He threw his net full of fish back into the boat, and rowed out. Click here to get your free Self-Publishing Checklist: View these exercises as means to opening doors of insight and imagination and enjoy the process of becoming a better writer.
He would have to swim, and not splash about too much. He scanned the horizon in every direction, first with his bare eyes, and then through the murky spyglass.
Adjusting for wind direction, wind speed, the engine speed, the weight of the ship… all these factors require careful consideration, but with a little practice, one man could do it. The crew slowed the Nephele down expertly until it hovered almost directly above the stranded ship — it was the Pegasus — and threw down the mooring ropes.
He took out the spyglass and inspected his ship.
David was on his side. He had drifted towards the shallows. Simpson turned to the Captain and explained. He shipped his oars and washed his face with cold seawater.

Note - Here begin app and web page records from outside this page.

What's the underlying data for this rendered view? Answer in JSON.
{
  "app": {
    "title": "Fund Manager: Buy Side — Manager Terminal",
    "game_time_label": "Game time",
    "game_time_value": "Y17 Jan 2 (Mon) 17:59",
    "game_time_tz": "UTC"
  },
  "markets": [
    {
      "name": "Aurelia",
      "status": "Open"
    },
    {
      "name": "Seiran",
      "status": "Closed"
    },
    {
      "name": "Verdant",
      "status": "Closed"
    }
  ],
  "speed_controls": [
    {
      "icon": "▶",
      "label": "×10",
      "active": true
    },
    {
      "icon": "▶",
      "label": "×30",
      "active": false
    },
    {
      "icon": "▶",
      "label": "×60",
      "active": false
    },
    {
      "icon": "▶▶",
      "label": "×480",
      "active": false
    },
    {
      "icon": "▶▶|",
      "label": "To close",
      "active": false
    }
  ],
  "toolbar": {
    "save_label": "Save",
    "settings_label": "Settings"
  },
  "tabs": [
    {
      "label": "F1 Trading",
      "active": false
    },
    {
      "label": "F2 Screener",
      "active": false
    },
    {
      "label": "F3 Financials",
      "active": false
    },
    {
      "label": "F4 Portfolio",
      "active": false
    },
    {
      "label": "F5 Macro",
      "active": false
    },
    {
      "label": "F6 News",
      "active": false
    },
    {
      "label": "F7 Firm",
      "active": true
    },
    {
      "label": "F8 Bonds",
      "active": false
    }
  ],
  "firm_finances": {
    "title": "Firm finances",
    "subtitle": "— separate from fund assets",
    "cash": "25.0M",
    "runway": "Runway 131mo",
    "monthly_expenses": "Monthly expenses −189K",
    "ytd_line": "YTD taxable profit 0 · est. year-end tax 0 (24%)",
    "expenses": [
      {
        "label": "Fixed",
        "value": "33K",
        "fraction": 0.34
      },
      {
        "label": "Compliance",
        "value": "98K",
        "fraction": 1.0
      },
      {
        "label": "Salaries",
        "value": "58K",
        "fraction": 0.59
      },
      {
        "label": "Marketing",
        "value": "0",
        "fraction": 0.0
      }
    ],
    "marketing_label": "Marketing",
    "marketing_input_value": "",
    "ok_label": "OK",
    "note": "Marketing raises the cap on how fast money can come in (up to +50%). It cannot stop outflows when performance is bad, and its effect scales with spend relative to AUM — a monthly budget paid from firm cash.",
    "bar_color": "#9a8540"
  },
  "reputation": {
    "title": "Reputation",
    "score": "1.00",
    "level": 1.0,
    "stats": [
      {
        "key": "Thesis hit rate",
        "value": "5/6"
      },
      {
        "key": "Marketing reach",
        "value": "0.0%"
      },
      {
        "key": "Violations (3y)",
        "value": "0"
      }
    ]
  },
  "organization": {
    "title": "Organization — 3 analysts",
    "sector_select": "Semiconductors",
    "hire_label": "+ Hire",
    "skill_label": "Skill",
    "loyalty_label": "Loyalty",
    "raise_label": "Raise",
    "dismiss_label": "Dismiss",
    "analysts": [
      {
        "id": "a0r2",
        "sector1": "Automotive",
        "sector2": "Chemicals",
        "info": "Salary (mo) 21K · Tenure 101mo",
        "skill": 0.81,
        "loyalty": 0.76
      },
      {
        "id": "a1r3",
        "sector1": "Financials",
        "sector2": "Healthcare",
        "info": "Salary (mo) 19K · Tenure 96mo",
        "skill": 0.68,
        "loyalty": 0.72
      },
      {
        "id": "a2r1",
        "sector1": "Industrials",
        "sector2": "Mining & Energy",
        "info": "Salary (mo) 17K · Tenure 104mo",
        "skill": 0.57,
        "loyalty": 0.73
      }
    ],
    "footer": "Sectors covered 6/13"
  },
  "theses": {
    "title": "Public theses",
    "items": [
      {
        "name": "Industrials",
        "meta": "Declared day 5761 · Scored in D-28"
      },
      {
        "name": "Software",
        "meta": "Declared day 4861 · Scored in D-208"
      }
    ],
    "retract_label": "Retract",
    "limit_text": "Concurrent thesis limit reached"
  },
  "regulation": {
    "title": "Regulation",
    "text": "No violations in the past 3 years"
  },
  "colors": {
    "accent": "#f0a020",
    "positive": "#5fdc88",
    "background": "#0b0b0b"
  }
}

He wondered whether he might be able to catch a fish… Fish! It can be a story one of your parents or grandparents shared about something that happened many years ago, or it can be a more recent event a friend or family member recounted.
Try to see this younger self as a real and separate person when you write the letter. He pulled it apart, and as he was taking off his wet coat, he felt the weight in his pocket and realised that it was the spyglass.
In the light of the stars he could just discern the outline of the beach, bordered by outcroppings of rock. It was difficult to make out much about the ship at this distance, but it was one of theirs — probably a 36 or gun frigate — and it was lying at anchor with its sails furled. Then he noticed the harnesses that he and Mr.
The man nodded, and made some motions which William understood to mean that he had seen the airship pass by on the previous day, far out in the west. Other figures were just visible too, on the decks of other ships, but no one had noticed him. Apparently the French thought Mr.
David for his ingenuity, and offered to help him as often as his midshipman duties allowed. Someone would have seen him. Then he saw movement out of the corner of his eye. William felt like a child who had endured a long feverish night alone, and finally saw his mother enter the room.
William understood that the man with the cart would take him across the island to the English. The beach might be empty, but the fleet would still have lookouts on each ship.
She had never been in a real battle, however, so her usefulness was still unknown.Every Sunday from a.m. to p.m., Los Angeles Writers Group offers a workshop where you write for hours based on creative writing prompts.
Write, then read what you wrote (or don't read - no pressure!), but either way, you'll leave with new writings, with new ideas, new inspiration, and a new understanding of a particular fiction element.
The Midshipman (Short Story Sunday) by Eva, in category Short Stories He had heard many of his fellow officers complain of homesickness, but as William Parker sat on the port gunwale of the Nephele and watched the coast of Lemnos drift slowly below them, he could not imagine such a feeling himself.
Online registration for Creative Writing, 9/2 - 12/16, Sunday on September 2nd Short Story Sunday – 52 stories in 52 weeks Join me in a challenge to write (or read) a story a week for 52 weeks. Enjoy a quiet Sunday morning reading a story from the archives, or use one of the writing prompts below to craft a story of your own.
Introducing Creative Writing Sundays! Every Sunday from a.m. to p.m., Los Angeles Writers Group will offer a workshop where write for 2 hours. 9 Creative Writing Exercises To Awaken Your Inner Author. You can accelerate your writing competence with some simple writing exercises.
Your inner creative muscle needs exertion to stay fit and strong — but writing exercises don’t need to be drudgery. You wake up on a beautiful Sunday morning, feeling happy and ready to take.Download